■ Problem statement
Among the lines of the records, find all that carry the word "this" and copy them.

■ Records for the exercise
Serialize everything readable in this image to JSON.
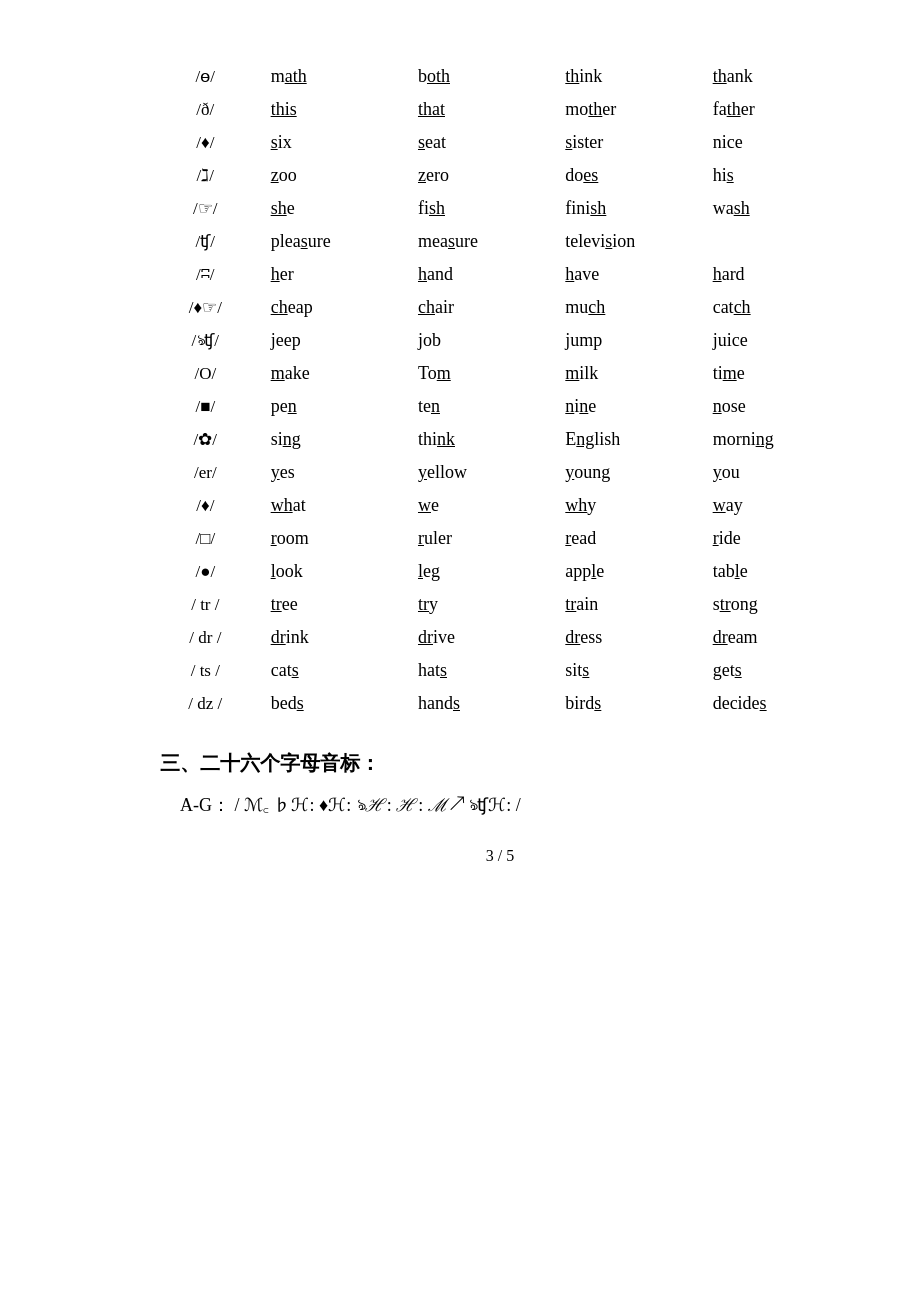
{
  "rows": [
    {
      "symbol": "/ɵ/",
      "words": [
        "m<u>ath</u>",
        "b<u>oth</u>",
        "<u>th</u>ink",
        "<u>th</u>ank"
      ]
    },
    {
      "symbol": "/ð/",
      "words": [
        "<u>this</u>",
        "<u>that</u>",
        "mo<u>th</u>er",
        "fa<u>th</u>er"
      ]
    },
    {
      "symbol": "/♦/",
      "words": [
        "<u>s</u>ix",
        "<u>s</u>eat",
        "<u>s</u>ister",
        "nice"
      ]
    },
    {
      "symbol": "/ℜ/",
      "words": [
        "<u>z</u>oo",
        "<u>z</u>ero",
        "do<u>es</u>",
        "hi<u>s</u>"
      ]
    },
    {
      "symbol": "/☞/",
      "words": [
        "<u>sh</u>e",
        "fi<u>sh</u>",
        "fini<u>sh</u>",
        "wa<u>sh</u>"
      ]
    },
    {
      "symbol": "/ʧ/",
      "words": [
        "plea<u>s</u>ure",
        "mea<u>s</u>ure",
        "televi<u>s</u>ion",
        ""
      ]
    },
    {
      "symbol": "/ʭ/",
      "words": [
        "<u>h</u>er",
        "<u>h</u>and",
        "<u>h</u>ave",
        "<u>h</u>ard"
      ]
    },
    {
      "symbol": "/♦☞/",
      "words": [
        "<u>ch</u>eap",
        "<u>ch</u>air",
        "mu<u>ch</u>",
        "cat<u>ch</u>"
      ]
    },
    {
      "symbol": "/ঌʧ/",
      "words": [
        "jeep",
        "job",
        "jump",
        "juice"
      ]
    },
    {
      "symbol": "/O/",
      "words": [
        "<u>m</u>ake",
        "To<u>m</u>",
        "<u>m</u>ilk",
        "ti<u>m</u>e"
      ]
    },
    {
      "symbol": "/■/",
      "words": [
        "pe<u>n</u>",
        "te<u>n</u>",
        "<u>n</u>i<u>n</u>e",
        "<u>n</u>ose"
      ]
    },
    {
      "symbol": "/✿/",
      "words": [
        "si<u>ng</u>",
        "thi<u>nk</u>",
        "E<u>ng</u>lish",
        "morni<u>ng</u>"
      ]
    },
    {
      "symbol": "/er/",
      "words": [
        "<u>y</u>es",
        "<u>y</u>ellow",
        "<u>y</u>oung",
        "<u>y</u>ou"
      ]
    },
    {
      "symbol": "/♦/",
      "words": [
        "<u>wh</u>at",
        "<u>w</u>e",
        "<u>wh</u>y",
        "<u>w</u>ay"
      ]
    },
    {
      "symbol": "/□/",
      "words": [
        "<u>r</u>oom",
        "<u>r</u>uler",
        "<u>r</u>ead",
        "<u>r</u>ide"
      ]
    },
    {
      "symbol": "/●/",
      "words": [
        "<u>l</u>ook",
        "<u>l</u>eg",
        "app<u>l</u>e",
        "tab<u>l</u>e"
      ]
    },
    {
      "symbol": "/ tr /",
      "words": [
        "<u>tr</u>ee",
        "<u>tr</u>y",
        "<u>tr</u>ain",
        "s<u>tr</u>ong"
      ]
    },
    {
      "symbol": "/ dr /",
      "words": [
        "<u>dr</u>ink",
        "<u>dr</u>ive",
        "<u>dr</u>ess",
        "<u>dr</u>eam"
      ]
    },
    {
      "symbol": "/ ts /",
      "words": [
        "cat<u>s</u>",
        "hat<u>s</u>",
        "sit<u>s</u>",
        "get<u>s</u>"
      ]
    },
    {
      "symbol": "/ dz /",
      "words": [
        "bed<u>s</u>",
        "hand<u>s</u>",
        "bird<u>s</u>",
        "decide<u>s</u>"
      ]
    }
  ],
  "section3_title": "三、二十六个字母音标：",
  "ag_label": "A-G：  /  ℳ꜀  ♭ℋ:  ♦ℋ:  ঌℋ:  ℋ:  ℳ↗  ঌʧℋ:  /",
  "page_num": "3 / 5"
}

■ Completed exercise
Serialize everything readable in this image to JSON.
        "<u>this</u>",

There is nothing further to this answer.